Raccoon dogs, which originate in Asia and are distant cousins of foxes, are a separate species from raccoons, natives of America.
Claire Bass, executive director of Humane Society International (HSI) who has visited fur farms, said: “Fox and raccoon dogs who are reared for fur in their millions across Europe, China and north America can also become infected with SARS-CoV-related viruses, and considering the appalling conditions in which these animals are forced to live, it’s little wonder that fur farms have the potential to act like virus factories.
“If we learn anything from the tragic scenes of mink culls, it must be that we cannot continue to exploit and push animals beyond the limit of their endurance, not only causing them immense suffering but also putting human lives at risk, all for a frivolous fur fashion item that nobody needs.”
HSI says the fur trade has been “in freefall” for several years, with average pelt prices at auction houses dropping and growing numbers of financial institutions, including Standard Chartered and the European Bank for Reconstruction and Development, adopting policies not to invest in the trade.
Ms Bass said the fact that the virus had spread and mutated within stressed mink populations was “another major nail in the coffin” of the fur industry, and accused the UK of being complicit in the cruelty by importing fur.
A spokesperson for the Department for Environment, Food and Rural Affairs said: “Fur farming has rightly been banned in this country for nearly 20 years. Once our future relationship with the EU has been established, there will be an opportunity for the government to consider further steps it could take in relation to fur sales.
“We have also co-created the leaders’ pledge for nature, which includes a commitment to working globally to address the links between how we treat our planet and the emergence of infectious diseases.”
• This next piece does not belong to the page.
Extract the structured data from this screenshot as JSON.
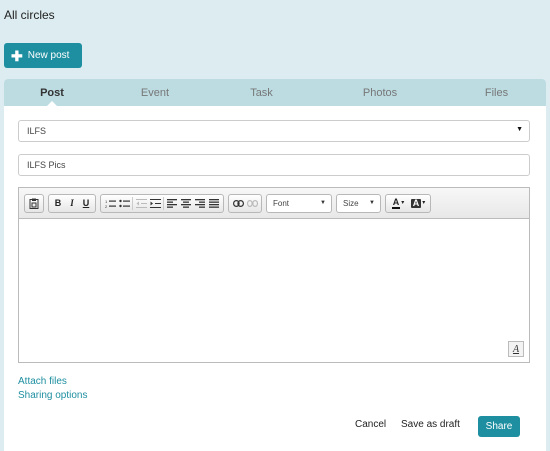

The Independent has asked the British Fur Trade Association and the International Fur Federation to comment.